Jessica wakes up in the hospital after a severe car accident.  Her leg has been amputated.  Her days of track team and running seem over.
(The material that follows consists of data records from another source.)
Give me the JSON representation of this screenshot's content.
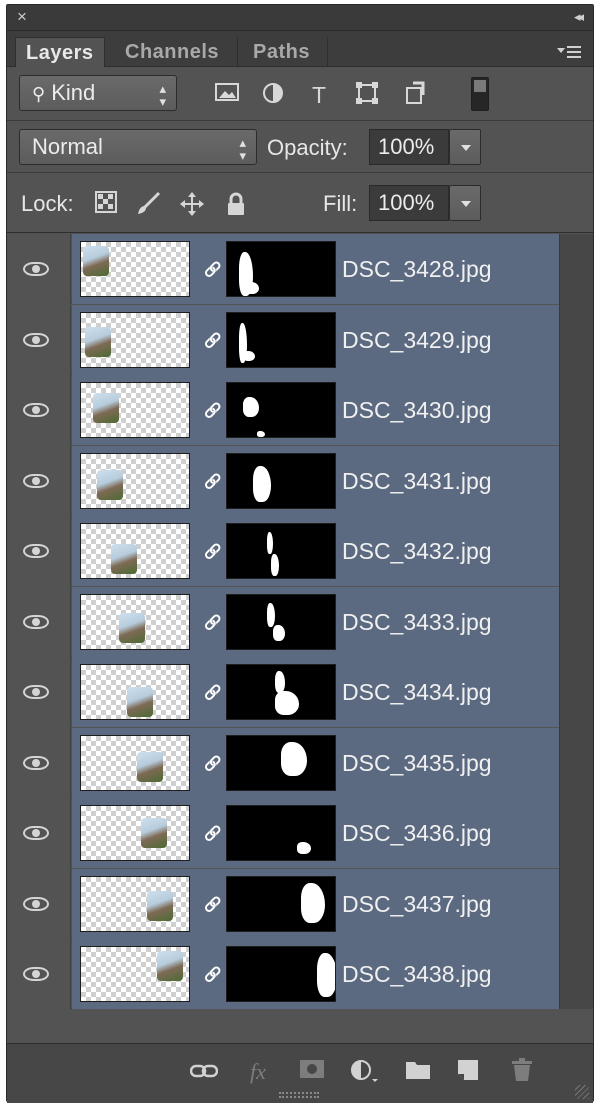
{
  "window": {
    "close_glyph": "×",
    "collapse_glyph": "◂◂"
  },
  "tabs": [
    {
      "label": "Layers",
      "active": true
    },
    {
      "label": "Channels",
      "active": false
    },
    {
      "label": "Paths",
      "active": false
    }
  ],
  "filter": {
    "kind_label": "Kind",
    "icons": [
      "image-filter-icon",
      "adjustment-filter-icon",
      "type-filter-icon",
      "shape-filter-icon",
      "smart-object-filter-icon"
    ]
  },
  "blend": {
    "mode": "Normal",
    "opacity_label": "Opacity:",
    "opacity_value": "100%"
  },
  "lock": {
    "label": "Lock:",
    "fill_label": "Fill:",
    "fill_value": "100%"
  },
  "layers": [
    {
      "name": "DSC_3428.jpg",
      "visible": true,
      "selected": true
    },
    {
      "name": "DSC_3429.jpg",
      "visible": true,
      "selected": true
    },
    {
      "name": "DSC_3430.jpg",
      "visible": true,
      "selected": true
    },
    {
      "name": "DSC_3431.jpg",
      "visible": true,
      "selected": true
    },
    {
      "name": "DSC_3432.jpg",
      "visible": true,
      "selected": true
    },
    {
      "name": "DSC_3433.jpg",
      "visible": true,
      "selected": true
    },
    {
      "name": "DSC_3434.jpg",
      "visible": true,
      "selected": true
    },
    {
      "name": "DSC_3435.jpg",
      "visible": true,
      "selected": true
    },
    {
      "name": "DSC_3436.jpg",
      "visible": true,
      "selected": true
    },
    {
      "name": "DSC_3437.jpg",
      "visible": true,
      "selected": true
    },
    {
      "name": "DSC_3438.jpg",
      "visible": true,
      "selected": true
    }
  ],
  "footer": {
    "fx_label": "fx"
  },
  "colors": {
    "panel_bg": "#535353",
    "selected_row": "#5b6a81",
    "tab_bar": "#3d3d3d"
  }
}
She struggles with adjusting to her new life: simple tasks are difficult, she's behind in school, track is no more, insurance woes plague her family; she just can't seem to put one foot in front of the other (don't groan, the book is chock full of puns like this!).  But slowly and surely Jessica adapts to the changes in her life and takes on new challenges as she learns what is truly important in this world.

My only major issue with the book is something that only happens in a brief section: Oscar Pistorious named as a role model for Jessica.  While other famous disabled runners are also mentioned, he comes first and, with 2 missing legs, understandably has a bigger impact on Jessica.  However, due to recent events, people have shifted on their feelings about him and that recent history pulls at the reader quite a bit when his name comes into play.  Obviously, this happened after the book's release, but it's akin to reading a story about someone being inspired by OJ Simpson.  So much yikes.
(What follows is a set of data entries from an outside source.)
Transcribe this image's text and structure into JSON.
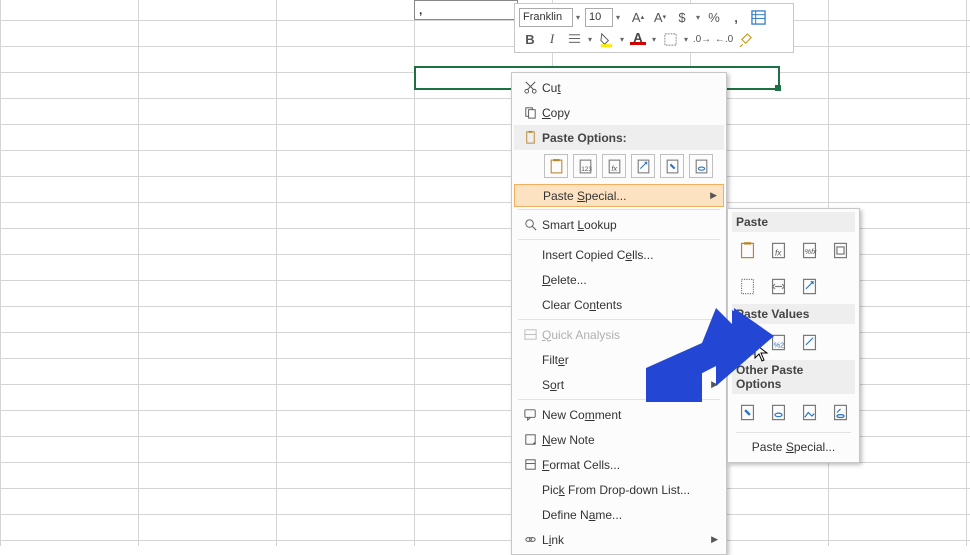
{
  "cell": {
    "text": ","
  },
  "mini": {
    "font": "Franklin",
    "size": "10",
    "bold": "B",
    "italic": "I"
  },
  "ctx": {
    "cut": "Cut",
    "copy": "Copy",
    "paste_options": "Paste Options:",
    "paste_special": "Paste Special...",
    "smart_lookup": "Smart Lookup",
    "insert_copied": "Insert Copied Cells...",
    "delete": "Delete...",
    "clear": "Clear Contents",
    "quick_analysis": "Quick Analysis",
    "filter": "Filter",
    "sort": "Sort",
    "new_comment": "New Comment",
    "new_note": "New Note",
    "format_cells": "Format Cells...",
    "pick_list": "Pick From Drop-down List...",
    "define_name": "Define Name...",
    "link": "Link"
  },
  "sub": {
    "paste": "Paste",
    "paste_values": "Paste Values",
    "other": "Other Paste Options",
    "paste_special": "Paste Special..."
  }
}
Also, the constant stream of successes for Jessica as she works toward her happy ending might bother some readers for being unrealistic.  The way she soars through recovery sometimes makes it seem like her bigger challenge is her crush on a boy, not her missing leg.  But it didn't bother me, because I liked feeling uplifted by the character's successes, particularly her new friendship with a fellow classmate with cerebral palsy.

I'm not a runner, but being from Boston, this book really resonated with me.  The cynic in me could say that this novel is overly optimistic at times, especially with how fast Jessica makes her recoveries and easily (as easy as it can be with one leg) overcomes every obstacle she faces, but the stories of hope that keep coming from the Boston Marathon bombing victims erase my cynicism and make me appreciate the hopefulness of the story.

I think The Running Dream could work in so many displays: sports, marathons, health, quick picks, etc.  It is a fast, interesting read that incorporates overcoming adversity with typical teenage obstacles that young adult readers will appreciate reading, with or without an interest in track.  

Jun 1, 2013

The Name of the Star/The Madness Underneath

I recently reread Maureen Johnson's (follow her on Twitter if you haven't already) The Name of the Star to prepare myself for the sequel, The Madness Underneath.  While I still love NotS, I had mixed feelings about MU.

NofS is a paranormal mystery.  Someone in London is recreating the murders of Jack the Ripper.  Rory, a new American boarding school student with the new ability to see and interact with ghosts, is pulled into a ghost police task force in order to aid the investigation - all the while dealing with school, friends, boys, and the ever-increasing "Ripper Mania" that engulfs the area as the people await more murders.  It's a thrilling adventure, often funny, and a great commentary on the celebrity status of monstrous people.

I loved it as much as I did the first time I read it.

However, the sequel didn't live up to its predecessor.  Too much of the novel is spent rehashing the events of the first, with a great focus on Rory's discomfort about her abilities and fear for what will happen to her now. While that focus is to be expected as she went through a terrible ordeal, too much of the novel is spent dissecting her thoughts and not enough focus on the current paranormal adventure. There are people inexplicably dying and not enough explaining.  It frustrated me.

The ending did pick up, however, and there will be a third installment to the series.  I hope that the third book is more like the first.  I've recommended NotS to many students and they've all come back saying that they loved it.  I just hope they appreciate the sequel as well and will stick around for the next book.